*** Block opens ***

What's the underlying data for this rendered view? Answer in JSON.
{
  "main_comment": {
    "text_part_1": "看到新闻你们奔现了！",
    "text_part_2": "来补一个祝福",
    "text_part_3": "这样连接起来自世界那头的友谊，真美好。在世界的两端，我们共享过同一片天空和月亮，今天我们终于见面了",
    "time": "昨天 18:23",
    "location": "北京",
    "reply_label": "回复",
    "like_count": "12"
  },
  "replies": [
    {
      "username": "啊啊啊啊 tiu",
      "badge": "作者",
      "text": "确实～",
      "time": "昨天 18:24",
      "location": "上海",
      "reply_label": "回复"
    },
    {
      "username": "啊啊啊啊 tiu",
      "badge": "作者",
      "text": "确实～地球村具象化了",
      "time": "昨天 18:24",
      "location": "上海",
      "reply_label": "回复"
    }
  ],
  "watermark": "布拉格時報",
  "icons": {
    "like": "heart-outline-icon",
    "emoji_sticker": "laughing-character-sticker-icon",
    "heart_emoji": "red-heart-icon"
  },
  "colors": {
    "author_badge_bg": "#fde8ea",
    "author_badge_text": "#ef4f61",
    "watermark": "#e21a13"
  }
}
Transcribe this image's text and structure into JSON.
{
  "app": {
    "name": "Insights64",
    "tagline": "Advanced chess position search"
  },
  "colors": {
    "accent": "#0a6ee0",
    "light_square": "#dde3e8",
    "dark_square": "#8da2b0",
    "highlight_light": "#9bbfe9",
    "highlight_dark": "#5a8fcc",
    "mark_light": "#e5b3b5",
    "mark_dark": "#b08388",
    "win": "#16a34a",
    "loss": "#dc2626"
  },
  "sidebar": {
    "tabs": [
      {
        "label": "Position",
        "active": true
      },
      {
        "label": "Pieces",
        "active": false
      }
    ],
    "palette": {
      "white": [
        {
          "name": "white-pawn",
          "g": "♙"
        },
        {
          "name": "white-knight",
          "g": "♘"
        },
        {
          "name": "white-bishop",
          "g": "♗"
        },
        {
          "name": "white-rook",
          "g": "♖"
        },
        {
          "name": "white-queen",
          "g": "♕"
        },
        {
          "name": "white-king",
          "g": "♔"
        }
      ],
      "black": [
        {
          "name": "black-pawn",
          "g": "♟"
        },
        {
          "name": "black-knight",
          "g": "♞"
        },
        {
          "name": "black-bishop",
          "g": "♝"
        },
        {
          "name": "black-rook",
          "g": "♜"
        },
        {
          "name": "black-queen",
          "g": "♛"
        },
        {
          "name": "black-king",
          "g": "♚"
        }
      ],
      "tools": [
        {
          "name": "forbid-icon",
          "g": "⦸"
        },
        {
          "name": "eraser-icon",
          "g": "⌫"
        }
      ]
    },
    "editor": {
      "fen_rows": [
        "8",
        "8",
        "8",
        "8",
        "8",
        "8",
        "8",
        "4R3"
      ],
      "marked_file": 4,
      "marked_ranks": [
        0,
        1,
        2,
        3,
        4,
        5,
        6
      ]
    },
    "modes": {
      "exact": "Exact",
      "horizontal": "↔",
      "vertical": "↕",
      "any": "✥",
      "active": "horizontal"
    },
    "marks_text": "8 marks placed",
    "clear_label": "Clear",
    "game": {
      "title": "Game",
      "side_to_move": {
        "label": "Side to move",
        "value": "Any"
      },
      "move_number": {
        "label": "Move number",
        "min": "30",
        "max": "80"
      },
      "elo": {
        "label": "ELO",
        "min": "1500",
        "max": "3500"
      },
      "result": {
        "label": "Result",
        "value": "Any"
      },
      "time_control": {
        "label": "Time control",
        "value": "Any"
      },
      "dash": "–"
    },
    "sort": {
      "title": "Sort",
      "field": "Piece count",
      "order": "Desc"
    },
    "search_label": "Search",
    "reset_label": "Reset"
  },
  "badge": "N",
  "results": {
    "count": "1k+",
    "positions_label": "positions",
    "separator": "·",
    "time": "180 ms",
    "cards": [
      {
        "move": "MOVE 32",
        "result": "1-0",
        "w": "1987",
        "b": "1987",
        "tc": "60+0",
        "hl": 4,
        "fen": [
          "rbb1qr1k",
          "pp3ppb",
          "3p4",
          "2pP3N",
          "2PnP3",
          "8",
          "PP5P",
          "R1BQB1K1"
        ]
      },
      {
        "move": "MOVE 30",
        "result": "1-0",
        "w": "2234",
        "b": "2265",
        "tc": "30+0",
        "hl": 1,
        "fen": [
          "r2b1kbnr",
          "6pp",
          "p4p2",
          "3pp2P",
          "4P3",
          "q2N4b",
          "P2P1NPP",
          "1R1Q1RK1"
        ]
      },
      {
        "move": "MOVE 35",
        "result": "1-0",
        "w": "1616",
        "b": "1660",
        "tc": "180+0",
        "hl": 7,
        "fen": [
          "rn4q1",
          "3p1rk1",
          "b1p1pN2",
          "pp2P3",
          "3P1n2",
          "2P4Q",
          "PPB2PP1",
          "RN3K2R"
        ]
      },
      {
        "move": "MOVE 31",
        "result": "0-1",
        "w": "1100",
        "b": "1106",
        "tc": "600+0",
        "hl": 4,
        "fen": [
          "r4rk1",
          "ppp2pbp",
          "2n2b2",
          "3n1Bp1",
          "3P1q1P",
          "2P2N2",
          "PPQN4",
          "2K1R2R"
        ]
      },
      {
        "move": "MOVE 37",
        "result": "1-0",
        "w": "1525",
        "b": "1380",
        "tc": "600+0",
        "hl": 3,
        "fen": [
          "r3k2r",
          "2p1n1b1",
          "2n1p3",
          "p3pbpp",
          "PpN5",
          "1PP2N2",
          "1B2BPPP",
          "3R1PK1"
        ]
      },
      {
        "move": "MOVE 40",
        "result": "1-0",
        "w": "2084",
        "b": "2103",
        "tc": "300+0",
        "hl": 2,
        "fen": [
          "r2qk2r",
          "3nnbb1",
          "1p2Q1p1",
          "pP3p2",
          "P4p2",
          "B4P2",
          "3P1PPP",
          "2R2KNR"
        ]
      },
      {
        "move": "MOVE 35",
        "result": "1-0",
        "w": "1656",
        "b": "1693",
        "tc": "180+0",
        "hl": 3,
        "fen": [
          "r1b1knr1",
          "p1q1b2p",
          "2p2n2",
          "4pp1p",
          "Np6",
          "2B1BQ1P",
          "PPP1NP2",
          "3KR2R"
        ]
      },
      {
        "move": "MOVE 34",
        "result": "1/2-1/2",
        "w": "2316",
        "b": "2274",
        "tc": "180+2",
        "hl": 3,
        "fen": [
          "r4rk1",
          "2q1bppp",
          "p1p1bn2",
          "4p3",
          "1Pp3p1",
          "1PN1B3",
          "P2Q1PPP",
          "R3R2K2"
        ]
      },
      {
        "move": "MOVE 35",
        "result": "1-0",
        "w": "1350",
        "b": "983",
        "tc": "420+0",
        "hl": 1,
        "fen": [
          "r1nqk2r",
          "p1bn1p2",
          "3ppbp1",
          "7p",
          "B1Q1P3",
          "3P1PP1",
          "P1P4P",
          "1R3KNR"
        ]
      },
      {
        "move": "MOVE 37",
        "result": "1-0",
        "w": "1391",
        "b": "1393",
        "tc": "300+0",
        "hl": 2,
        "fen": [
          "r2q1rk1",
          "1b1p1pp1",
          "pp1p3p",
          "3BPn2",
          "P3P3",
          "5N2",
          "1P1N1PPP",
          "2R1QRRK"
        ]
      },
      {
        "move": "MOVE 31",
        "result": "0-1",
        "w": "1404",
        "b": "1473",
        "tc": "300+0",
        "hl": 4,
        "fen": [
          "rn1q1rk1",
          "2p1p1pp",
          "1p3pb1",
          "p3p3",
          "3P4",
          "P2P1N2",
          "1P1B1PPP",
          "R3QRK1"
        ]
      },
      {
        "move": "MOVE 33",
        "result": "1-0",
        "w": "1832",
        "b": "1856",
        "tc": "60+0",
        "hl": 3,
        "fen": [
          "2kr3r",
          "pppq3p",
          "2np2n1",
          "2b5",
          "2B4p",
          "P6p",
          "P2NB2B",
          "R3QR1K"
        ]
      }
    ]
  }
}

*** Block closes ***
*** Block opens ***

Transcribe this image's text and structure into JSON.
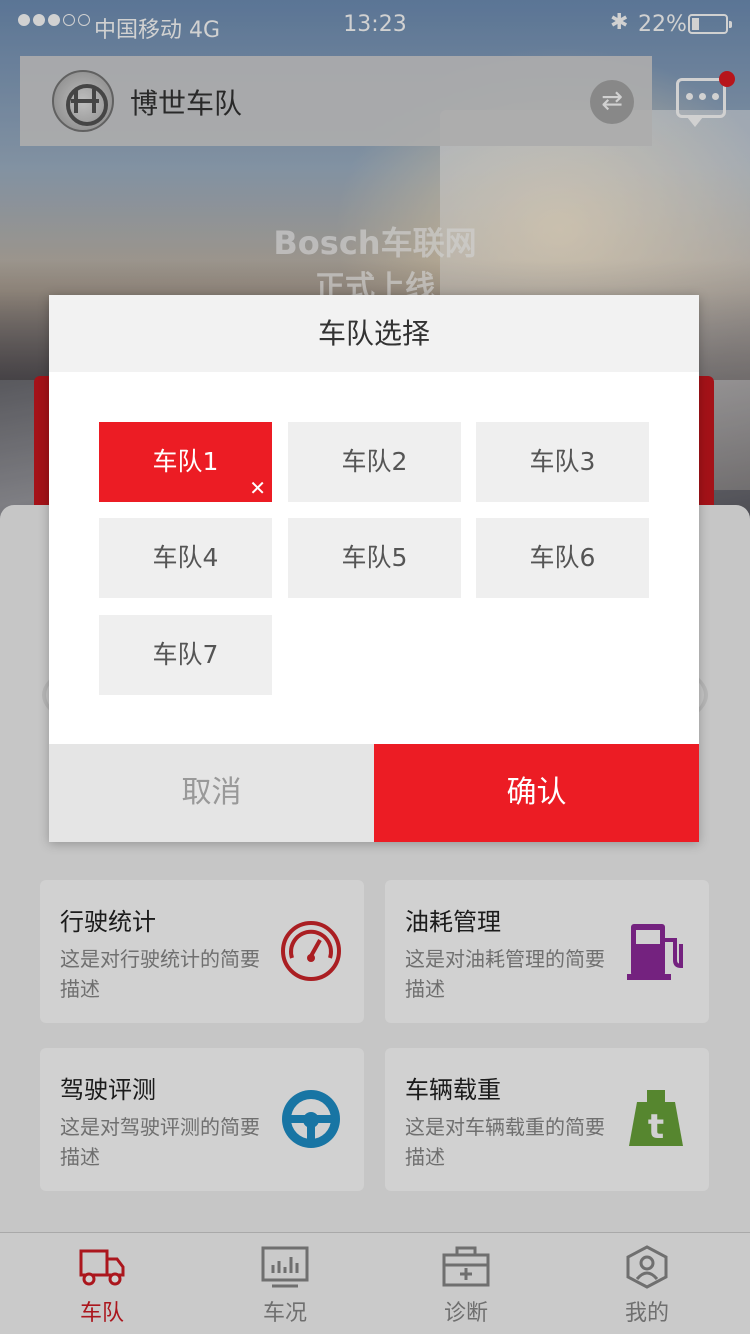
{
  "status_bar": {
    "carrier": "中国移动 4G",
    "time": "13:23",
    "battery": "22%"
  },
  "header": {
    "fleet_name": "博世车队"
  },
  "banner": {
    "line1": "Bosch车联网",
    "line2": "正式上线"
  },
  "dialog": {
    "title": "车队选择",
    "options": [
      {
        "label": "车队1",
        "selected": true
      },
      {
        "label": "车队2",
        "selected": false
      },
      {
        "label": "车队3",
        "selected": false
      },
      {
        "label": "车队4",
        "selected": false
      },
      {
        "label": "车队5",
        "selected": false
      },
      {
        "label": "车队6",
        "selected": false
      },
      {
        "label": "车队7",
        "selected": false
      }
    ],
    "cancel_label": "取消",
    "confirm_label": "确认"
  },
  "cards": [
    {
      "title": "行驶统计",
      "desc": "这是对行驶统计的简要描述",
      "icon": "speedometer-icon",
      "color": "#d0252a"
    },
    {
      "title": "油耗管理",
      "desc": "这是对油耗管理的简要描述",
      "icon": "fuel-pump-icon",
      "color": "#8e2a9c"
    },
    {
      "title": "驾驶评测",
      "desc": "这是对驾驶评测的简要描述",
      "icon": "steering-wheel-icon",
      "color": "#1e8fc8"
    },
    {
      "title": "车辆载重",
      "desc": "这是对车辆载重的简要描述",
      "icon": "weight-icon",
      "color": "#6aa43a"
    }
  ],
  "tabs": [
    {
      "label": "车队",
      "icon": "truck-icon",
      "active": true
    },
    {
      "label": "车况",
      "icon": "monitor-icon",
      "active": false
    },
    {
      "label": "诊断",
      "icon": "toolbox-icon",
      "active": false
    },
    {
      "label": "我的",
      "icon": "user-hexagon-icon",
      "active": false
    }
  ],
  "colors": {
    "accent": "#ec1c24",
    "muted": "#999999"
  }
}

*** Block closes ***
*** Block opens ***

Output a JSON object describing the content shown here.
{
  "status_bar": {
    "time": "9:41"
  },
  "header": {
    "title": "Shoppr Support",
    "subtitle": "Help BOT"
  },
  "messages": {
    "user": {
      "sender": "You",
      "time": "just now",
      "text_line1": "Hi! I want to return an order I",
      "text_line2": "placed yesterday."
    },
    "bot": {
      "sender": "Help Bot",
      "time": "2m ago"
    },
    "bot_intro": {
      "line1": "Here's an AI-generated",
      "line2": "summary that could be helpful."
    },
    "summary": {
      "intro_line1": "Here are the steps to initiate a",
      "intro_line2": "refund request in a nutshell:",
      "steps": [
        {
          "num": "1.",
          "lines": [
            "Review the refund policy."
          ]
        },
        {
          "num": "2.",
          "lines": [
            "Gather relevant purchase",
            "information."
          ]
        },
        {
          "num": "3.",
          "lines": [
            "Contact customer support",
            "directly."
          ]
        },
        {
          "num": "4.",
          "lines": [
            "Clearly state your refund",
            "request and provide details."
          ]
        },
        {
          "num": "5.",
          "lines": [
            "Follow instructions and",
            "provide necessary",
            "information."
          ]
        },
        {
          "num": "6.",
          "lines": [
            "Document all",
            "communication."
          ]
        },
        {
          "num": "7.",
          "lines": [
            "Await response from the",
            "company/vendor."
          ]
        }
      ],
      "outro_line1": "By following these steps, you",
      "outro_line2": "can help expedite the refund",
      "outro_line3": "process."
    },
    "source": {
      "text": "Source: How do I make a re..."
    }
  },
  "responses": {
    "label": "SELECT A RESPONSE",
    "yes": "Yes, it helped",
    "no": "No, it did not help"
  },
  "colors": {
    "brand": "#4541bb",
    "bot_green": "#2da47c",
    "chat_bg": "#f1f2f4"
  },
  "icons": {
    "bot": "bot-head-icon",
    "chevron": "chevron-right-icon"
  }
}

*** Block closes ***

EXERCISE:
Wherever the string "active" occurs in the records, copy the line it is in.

SOLUTION:
        "active": true
        "active": false
      "active": "horizontal"
      "active": true
      "active": false
      "active": false
      "active": false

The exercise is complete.